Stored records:
☆ ☆ ☆

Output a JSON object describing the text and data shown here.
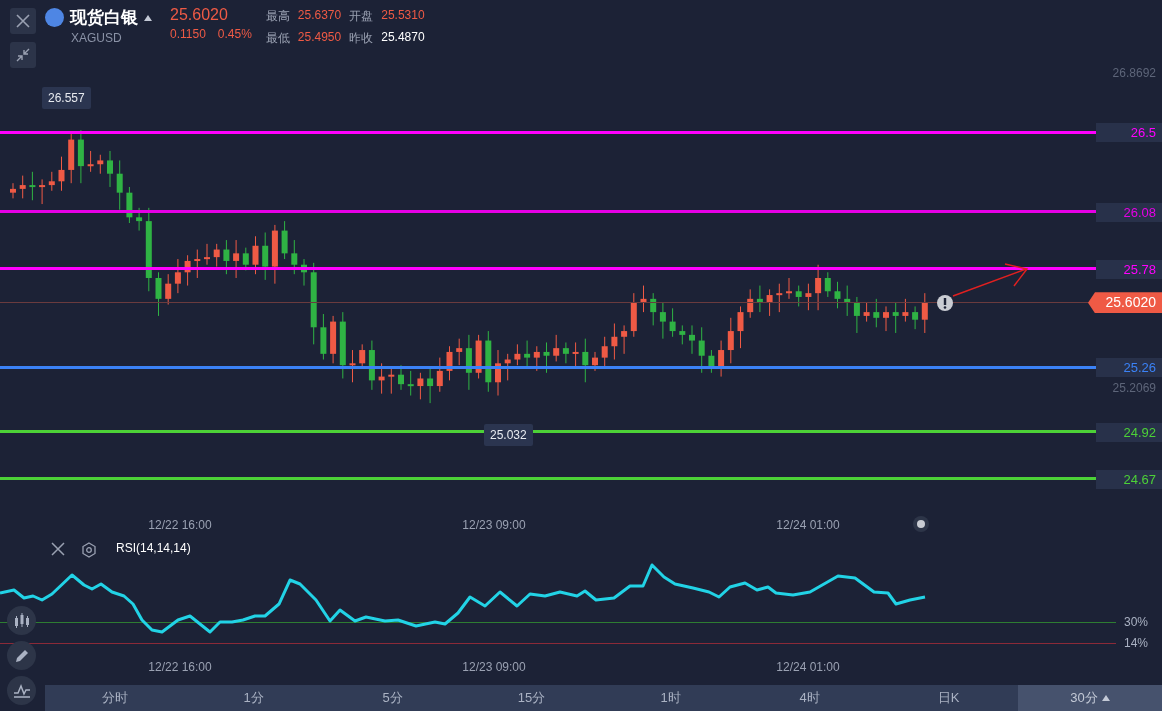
{
  "header": {
    "title": "现货白银",
    "symbol": "XAGUSD",
    "price": "25.6020",
    "change": "0.1150",
    "change_percent": "0.45%",
    "stats": [
      {
        "label": "最高",
        "value": "25.6370",
        "color": "#ef5a45"
      },
      {
        "label": "开盘",
        "value": "25.5310",
        "color": "#ef5a45"
      },
      {
        "label": "最低",
        "value": "25.4950",
        "color": "#ef5a45"
      },
      {
        "label": "昨收",
        "value": "25.4870",
        "color": "#ffffff"
      }
    ]
  },
  "price_axis": [
    "26.8692",
    "25.2069"
  ],
  "price_lines": [
    {
      "value": "26.5",
      "color": "#ff00ff"
    },
    {
      "value": "26.08",
      "color": "#e600e6"
    },
    {
      "value": "25.78",
      "color": "#ff00ff"
    },
    {
      "value": "25.26",
      "color": "#3b82f6"
    },
    {
      "value": "24.92",
      "color": "#4cd137"
    },
    {
      "value": "24.67",
      "color": "#4cd137"
    }
  ],
  "last_price": "25.6020",
  "high_marker": "26.557",
  "low_marker": "25.032",
  "time_axis": [
    "12/22 16:00",
    "12/23 09:00",
    "12/24 01:00"
  ],
  "indicator": {
    "name": "RSI(14,14,14)",
    "levels": [
      {
        "label": "30%",
        "color": "#2e7d32"
      },
      {
        "label": "14%",
        "color": "#8b2a38"
      }
    ],
    "time_axis": [
      "12/22 16:00",
      "12/23 09:00",
      "12/24 01:00"
    ]
  },
  "periods": [
    {
      "label": "分时",
      "selected": false,
      "kind": "tab"
    },
    {
      "label": "1分",
      "selected": false,
      "kind": "tab"
    },
    {
      "label": "5分",
      "selected": false,
      "kind": "tab"
    },
    {
      "label": "15分",
      "selected": false,
      "kind": "tab"
    },
    {
      "label": "1时",
      "selected": false,
      "kind": "tab"
    },
    {
      "label": "4时",
      "selected": false,
      "kind": "tab"
    },
    {
      "label": "日K",
      "selected": false,
      "kind": "tab"
    },
    {
      "label": "30分",
      "selected": true,
      "kind": "dropdown"
    }
  ]
}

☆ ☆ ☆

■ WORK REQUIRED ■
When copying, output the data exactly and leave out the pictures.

■ SOLVED PROBLEM ■
Output a JSON object describing the text and data shown here.
{
  "header": {
    "title": "现货白银",
    "symbol": "XAGUSD",
    "price": "25.6020",
    "change": "0.1150",
    "change_percent": "0.45%",
    "stats": [
      {
        "label": "最高",
        "value": "25.6370",
        "color": "#ef5a45"
      },
      {
        "label": "开盘",
        "value": "25.5310",
        "color": "#ef5a45"
      },
      {
        "label": "最低",
        "value": "25.4950",
        "color": "#ef5a45"
      },
      {
        "label": "昨收",
        "value": "25.4870",
        "color": "#ffffff"
      }
    ]
  },
  "price_axis": [
    "26.8692",
    "25.2069"
  ],
  "price_lines": [
    {
      "value": "26.5",
      "color": "#ff00ff"
    },
    {
      "value": "26.08",
      "color": "#e600e6"
    },
    {
      "value": "25.78",
      "color": "#ff00ff"
    },
    {
      "value": "25.26",
      "color": "#3b82f6"
    },
    {
      "value": "24.92",
      "color": "#4cd137"
    },
    {
      "value": "24.67",
      "color": "#4cd137"
    }
  ],
  "last_price": "25.6020",
  "high_marker": "26.557",
  "low_marker": "25.032",
  "time_axis": [
    "12/22 16:00",
    "12/23 09:00",
    "12/24 01:00"
  ],
  "indicator": {
    "name": "RSI(14,14,14)",
    "levels": [
      {
        "label": "30%",
        "color": "#2e7d32"
      },
      {
        "label": "14%",
        "color": "#8b2a38"
      }
    ],
    "time_axis": [
      "12/22 16:00",
      "12/23 09:00",
      "12/24 01:00"
    ]
  },
  "periods": [
    {
      "label": "分时",
      "selected": false,
      "kind": "tab"
    },
    {
      "label": "1分",
      "selected": false,
      "kind": "tab"
    },
    {
      "label": "5分",
      "selected": false,
      "kind": "tab"
    },
    {
      "label": "15分",
      "selected": false,
      "kind": "tab"
    },
    {
      "label": "1时",
      "selected": false,
      "kind": "tab"
    },
    {
      "label": "4时",
      "selected": false,
      "kind": "tab"
    },
    {
      "label": "日K",
      "selected": false,
      "kind": "tab"
    },
    {
      "label": "30分",
      "selected": true,
      "kind": "dropdown"
    }
  ]
}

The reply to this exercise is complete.